Exercise goal – Going through the entries below, work out how many lines have the string "Bluetooth" in them. Give the number and nothing more.

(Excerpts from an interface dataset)

--------------------

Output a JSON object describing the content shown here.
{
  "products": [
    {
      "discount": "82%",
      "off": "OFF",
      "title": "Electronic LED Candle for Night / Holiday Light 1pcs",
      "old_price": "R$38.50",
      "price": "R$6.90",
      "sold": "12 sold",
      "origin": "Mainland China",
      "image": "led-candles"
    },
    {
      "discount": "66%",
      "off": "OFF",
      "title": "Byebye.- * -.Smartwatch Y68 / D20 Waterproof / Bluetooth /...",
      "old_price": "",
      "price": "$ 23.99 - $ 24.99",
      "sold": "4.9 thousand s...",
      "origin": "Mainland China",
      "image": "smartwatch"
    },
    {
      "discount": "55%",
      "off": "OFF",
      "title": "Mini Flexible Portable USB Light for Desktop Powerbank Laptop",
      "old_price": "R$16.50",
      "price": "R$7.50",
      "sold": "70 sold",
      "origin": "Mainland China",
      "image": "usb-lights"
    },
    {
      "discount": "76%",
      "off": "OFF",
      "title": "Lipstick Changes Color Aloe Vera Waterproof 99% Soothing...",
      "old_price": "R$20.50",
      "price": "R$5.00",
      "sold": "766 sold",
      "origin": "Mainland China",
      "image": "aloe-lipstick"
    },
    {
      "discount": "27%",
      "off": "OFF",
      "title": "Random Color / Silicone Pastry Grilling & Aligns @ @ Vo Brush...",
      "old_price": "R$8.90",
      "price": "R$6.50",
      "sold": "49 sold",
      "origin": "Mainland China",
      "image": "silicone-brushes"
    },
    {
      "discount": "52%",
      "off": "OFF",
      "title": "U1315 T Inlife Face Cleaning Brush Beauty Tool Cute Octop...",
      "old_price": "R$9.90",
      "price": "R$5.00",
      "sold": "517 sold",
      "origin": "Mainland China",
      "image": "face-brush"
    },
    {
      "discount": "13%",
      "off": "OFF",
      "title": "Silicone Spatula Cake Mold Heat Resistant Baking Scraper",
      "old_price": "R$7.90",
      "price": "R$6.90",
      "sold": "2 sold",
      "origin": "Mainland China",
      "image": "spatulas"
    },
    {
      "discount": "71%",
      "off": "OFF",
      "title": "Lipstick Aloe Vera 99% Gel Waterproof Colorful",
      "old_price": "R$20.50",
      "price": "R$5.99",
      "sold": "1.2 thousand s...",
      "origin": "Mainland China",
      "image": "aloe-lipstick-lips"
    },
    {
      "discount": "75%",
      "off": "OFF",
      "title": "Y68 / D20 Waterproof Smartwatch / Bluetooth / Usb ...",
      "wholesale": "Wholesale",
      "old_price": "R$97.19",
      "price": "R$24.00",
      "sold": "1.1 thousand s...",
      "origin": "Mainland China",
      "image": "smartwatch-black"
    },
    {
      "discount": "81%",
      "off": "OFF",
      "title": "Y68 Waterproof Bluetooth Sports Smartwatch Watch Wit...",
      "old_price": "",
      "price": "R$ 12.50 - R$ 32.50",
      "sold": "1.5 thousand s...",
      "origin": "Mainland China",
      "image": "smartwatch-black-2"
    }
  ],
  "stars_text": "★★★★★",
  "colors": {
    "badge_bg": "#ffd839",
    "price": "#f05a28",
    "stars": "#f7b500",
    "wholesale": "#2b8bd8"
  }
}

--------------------

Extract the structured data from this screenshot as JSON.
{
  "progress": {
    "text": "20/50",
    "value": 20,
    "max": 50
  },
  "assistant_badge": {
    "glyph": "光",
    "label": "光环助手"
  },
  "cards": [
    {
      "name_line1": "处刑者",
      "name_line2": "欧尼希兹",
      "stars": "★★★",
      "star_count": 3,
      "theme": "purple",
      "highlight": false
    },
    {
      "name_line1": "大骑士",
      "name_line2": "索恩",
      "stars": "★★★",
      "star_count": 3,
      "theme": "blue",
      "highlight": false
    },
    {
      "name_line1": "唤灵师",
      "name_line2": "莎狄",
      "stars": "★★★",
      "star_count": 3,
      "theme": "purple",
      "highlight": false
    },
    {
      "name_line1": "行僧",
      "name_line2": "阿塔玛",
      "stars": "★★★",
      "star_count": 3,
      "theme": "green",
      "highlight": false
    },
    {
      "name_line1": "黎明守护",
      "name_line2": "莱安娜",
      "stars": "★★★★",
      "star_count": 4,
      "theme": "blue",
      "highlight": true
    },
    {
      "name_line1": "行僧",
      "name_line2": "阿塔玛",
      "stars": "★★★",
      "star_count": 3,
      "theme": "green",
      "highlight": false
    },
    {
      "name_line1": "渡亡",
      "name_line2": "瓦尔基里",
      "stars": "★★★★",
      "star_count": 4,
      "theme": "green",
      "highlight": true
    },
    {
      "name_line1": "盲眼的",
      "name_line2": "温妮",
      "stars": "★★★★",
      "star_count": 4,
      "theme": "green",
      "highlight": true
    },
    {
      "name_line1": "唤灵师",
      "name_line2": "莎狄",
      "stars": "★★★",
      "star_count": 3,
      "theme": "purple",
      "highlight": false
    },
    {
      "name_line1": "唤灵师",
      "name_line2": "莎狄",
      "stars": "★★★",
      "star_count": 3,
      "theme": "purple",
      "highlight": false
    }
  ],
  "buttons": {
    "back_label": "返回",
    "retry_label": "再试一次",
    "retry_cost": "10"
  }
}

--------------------

Worked solution – 3